What brought you to LA?
LA always seemed like such a dreamy place to live. I grew up in Chicago and spent my first 28 years there, so the industry and the weather were really what did it.
What local artists inspire you?
BIG DIPPER. I work with him a lot, and I just love him — he’s taken on such an LA life. Jon Brion performs live in LA once a month. I love his works as a producer, songwriter, and composer. If you’re here and don’t go see him, you’re completely wasting your time. Kamasi Washington. I recently started listening to Moses Sumney and really love the work of his that I’ve heard. Does Kim Petras count as an LA artist? If so she’s so fun. Vulfpeck (are they LA?), Kendrick Lamar, Tyler the Creator — his Flower Boy album has a very LA sound to me.

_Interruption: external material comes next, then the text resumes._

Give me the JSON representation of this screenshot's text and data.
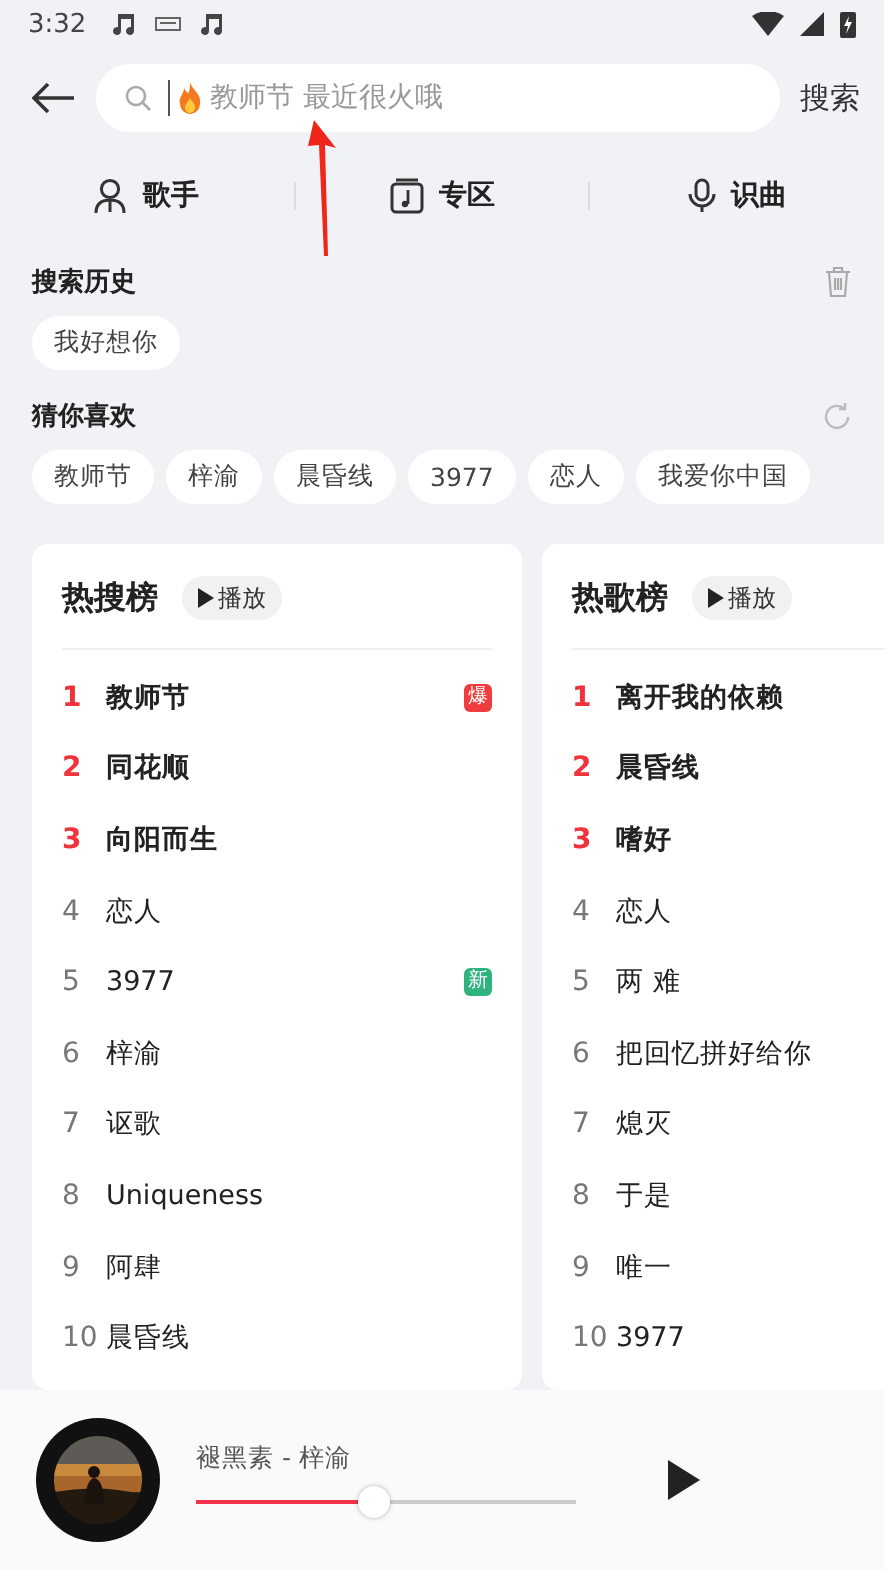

I also really enjoy the work of artist Kii Arens. I love his kitschiness, his sense of humor, use of color, etc. The same with Katie Kimmel. I really like her ceramics — everything is so full of joy and personality. Bloom & Plume‘s flowers inspire me.
What excites you about the LA scene?
LA has all the scenes you could want. This city is so big and full of culture. There are so many people who are working their asses off; it’s hard not to be inspired out here.
LA is known as this haven for various industries. Why do you think this city inspires creativity?
This city just manages to get stuff done. All the tools necessary to make a movie or an album or to set up your own studio are here. It’s not that they don’t exist in other cities, but the tools are more abundant here than in most places.
What’s one thing you wish people knew about the art scene in LA?
That it exists. I was cynical, like everyone else, about this city. That it’s shallow and doesn’t have a real art scene. That is totally wrong. There’s so much happening here it’s dizzying.
What are you playing on repeat right now?
Lately I’ve been playing a lot of Erykah Badu’s New Amerykah Part Two, Solange’s When I Get Home, Corinne Bailey Rae, and Frank Ocean. Charly Bliss is one of my favorite bands at the moment — their songwriting is amazing. I also just revisited Rufus Wainwright for the first time since college and have become re-obsessed.
It’s pretty early in 2019, but do you have a pick for album of the year?
Maybe Maggie Waters’ album. Or Solange’s. I’m terrible at deciding things like this.